** Source material follows **

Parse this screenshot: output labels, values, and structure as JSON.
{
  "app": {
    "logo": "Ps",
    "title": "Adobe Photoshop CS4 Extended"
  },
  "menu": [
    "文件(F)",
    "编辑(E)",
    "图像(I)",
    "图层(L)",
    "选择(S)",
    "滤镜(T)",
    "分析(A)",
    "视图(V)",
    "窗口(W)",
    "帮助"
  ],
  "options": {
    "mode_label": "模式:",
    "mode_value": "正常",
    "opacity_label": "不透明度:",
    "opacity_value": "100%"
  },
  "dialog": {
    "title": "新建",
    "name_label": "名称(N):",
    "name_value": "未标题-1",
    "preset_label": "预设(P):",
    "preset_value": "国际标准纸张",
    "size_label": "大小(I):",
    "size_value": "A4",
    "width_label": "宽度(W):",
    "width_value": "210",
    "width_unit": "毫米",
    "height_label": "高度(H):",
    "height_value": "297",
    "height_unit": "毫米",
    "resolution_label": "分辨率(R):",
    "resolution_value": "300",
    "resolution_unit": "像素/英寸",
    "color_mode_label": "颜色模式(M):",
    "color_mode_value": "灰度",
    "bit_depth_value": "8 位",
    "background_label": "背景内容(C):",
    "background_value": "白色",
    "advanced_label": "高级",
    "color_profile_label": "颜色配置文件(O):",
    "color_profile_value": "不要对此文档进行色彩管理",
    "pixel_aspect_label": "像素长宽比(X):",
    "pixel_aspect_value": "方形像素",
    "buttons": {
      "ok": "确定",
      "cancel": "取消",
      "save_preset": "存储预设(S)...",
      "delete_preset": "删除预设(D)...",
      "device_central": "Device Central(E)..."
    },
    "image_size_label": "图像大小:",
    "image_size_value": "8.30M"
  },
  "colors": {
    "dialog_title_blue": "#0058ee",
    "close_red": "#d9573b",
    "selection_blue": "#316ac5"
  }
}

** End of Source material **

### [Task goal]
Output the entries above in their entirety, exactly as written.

### [Answer to this problem]
Parse this screenshot: output labels, values, and structure as JSON.
{
  "app": {
    "logo": "Ps",
    "title": "Adobe Photoshop CS4 Extended"
  },
  "menu": [
    "文件(F)",
    "编辑(E)",
    "图像(I)",
    "图层(L)",
    "选择(S)",
    "滤镜(T)",
    "分析(A)",
    "视图(V)",
    "窗口(W)",
    "帮助"
  ],
  "options": {
    "mode_label": "模式:",
    "mode_value": "正常",
    "opacity_label": "不透明度:",
    "opacity_value": "100%"
  },
  "dialog": {
    "title": "新建",
    "name_label": "名称(N):",
    "name_value": "未标题-1",
    "preset_label": "预设(P):",
    "preset_value": "国际标准纸张",
    "size_label": "大小(I):",
    "size_value": "A4",
    "width_label": "宽度(W):",
    "width_value": "210",
    "width_unit": "毫米",
    "height_label": "高度(H):",
    "height_value": "297",
    "height_unit": "毫米",
    "resolution_label": "分辨率(R):",
    "resolution_value": "300",
    "resolution_unit": "像素/英寸",
    "color_mode_label": "颜色模式(M):",
    "color_mode_value": "灰度",
    "bit_depth_value": "8 位",
    "background_label": "背景内容(C):",
    "background_value": "白色",
    "advanced_label": "高级",
    "color_profile_label": "颜色配置文件(O):",
    "color_profile_value": "不要对此文档进行色彩管理",
    "pixel_aspect_label": "像素长宽比(X):",
    "pixel_aspect_value": "方形像素",
    "buttons": {
      "ok": "确定",
      "cancel": "取消",
      "save_preset": "存储预设(S)...",
      "delete_preset": "删除预设(D)...",
      "device_central": "Device Central(E)..."
    },
    "image_size_label": "图像大小:",
    "image_size_value": "8.30M"
  },
  "colors": {
    "dialog_title_blue": "#0058ee",
    "close_red": "#d9573b",
    "selection_blue": "#316ac5"
  }
}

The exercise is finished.